Gross is adamant there is no reason to be defensive about McCarthy's gun-control legacy.
"She kept the issue alive and kept a vitally important conversation going at a time when it wasn't popular," he said. "Things are setting up well to achieve historic success and we would not be in this position today if not for the work Carolyn McCarthy has done in the last 18 years."
After nine terms, McCarthy is known as the "gun lady" of Capitol Hill; hardly the amateur lawmaker who first arrived in 1997. She is saddened by the vitriol that has enveloped Washington. "Now it seems personal," she lamented. She recently chastised a freshman lawmaker for bickering over a piece of legislation.

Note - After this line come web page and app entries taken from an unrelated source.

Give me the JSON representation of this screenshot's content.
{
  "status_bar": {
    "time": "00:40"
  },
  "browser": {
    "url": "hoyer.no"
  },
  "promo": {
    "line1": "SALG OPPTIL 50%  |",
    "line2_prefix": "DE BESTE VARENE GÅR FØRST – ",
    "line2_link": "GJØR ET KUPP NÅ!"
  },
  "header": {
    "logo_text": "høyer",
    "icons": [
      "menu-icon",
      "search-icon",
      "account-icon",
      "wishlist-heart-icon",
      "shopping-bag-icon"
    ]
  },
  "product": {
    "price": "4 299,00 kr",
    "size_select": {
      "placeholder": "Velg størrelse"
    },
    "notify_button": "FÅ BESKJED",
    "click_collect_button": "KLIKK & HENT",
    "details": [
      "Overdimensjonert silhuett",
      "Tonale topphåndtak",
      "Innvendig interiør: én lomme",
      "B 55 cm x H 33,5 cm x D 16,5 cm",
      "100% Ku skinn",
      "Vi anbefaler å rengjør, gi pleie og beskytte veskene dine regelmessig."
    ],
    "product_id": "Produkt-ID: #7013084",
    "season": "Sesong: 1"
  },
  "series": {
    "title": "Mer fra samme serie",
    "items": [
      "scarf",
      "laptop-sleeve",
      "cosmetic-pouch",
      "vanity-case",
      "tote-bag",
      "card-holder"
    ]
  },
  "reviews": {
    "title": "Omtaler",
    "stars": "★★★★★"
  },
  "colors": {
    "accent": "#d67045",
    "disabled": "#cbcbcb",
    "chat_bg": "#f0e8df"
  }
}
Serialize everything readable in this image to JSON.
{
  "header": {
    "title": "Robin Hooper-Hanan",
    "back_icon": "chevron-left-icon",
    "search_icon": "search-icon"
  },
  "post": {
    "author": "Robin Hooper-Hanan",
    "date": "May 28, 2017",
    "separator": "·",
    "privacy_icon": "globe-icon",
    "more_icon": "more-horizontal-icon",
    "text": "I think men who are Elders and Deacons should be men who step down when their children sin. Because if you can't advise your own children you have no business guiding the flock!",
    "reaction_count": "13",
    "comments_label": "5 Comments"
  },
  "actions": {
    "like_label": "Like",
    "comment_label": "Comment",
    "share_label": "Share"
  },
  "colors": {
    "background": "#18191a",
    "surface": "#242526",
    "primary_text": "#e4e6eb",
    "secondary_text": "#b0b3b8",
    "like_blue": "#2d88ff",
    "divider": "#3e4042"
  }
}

"I said there's no such thing as a perfect bill. You're going to be voting on technical changes for as long as you're here and I just felt like a schoolteacher."
Lawrence Levy of the National Center for Suburban Studies at Hofstra University said it is unfair to judge McCarthy as a single-issue politician. "Over the years she broadened her work — in health care, the environment and other quality-of-life issues. She has absolutely nothing to apologize for about her career."
In retirement, McCarthy says she looks forward to continuing to be a doting grandmother to the two children born to her son, who doctors initially feared might not survive the Dec. 7, 1993, shooting that killed six and wounded 19.
McCarthy also intends to do some teaching at local Long Island universities, but has little appetite to write a book as so many other former politicians have done.
"If I did a book — I just can't see myself doing it — it would have nothing to do with Congress," she said. "It would maybe talk inspirational on how people have strength in them they don't know about until it calls upon them to have it."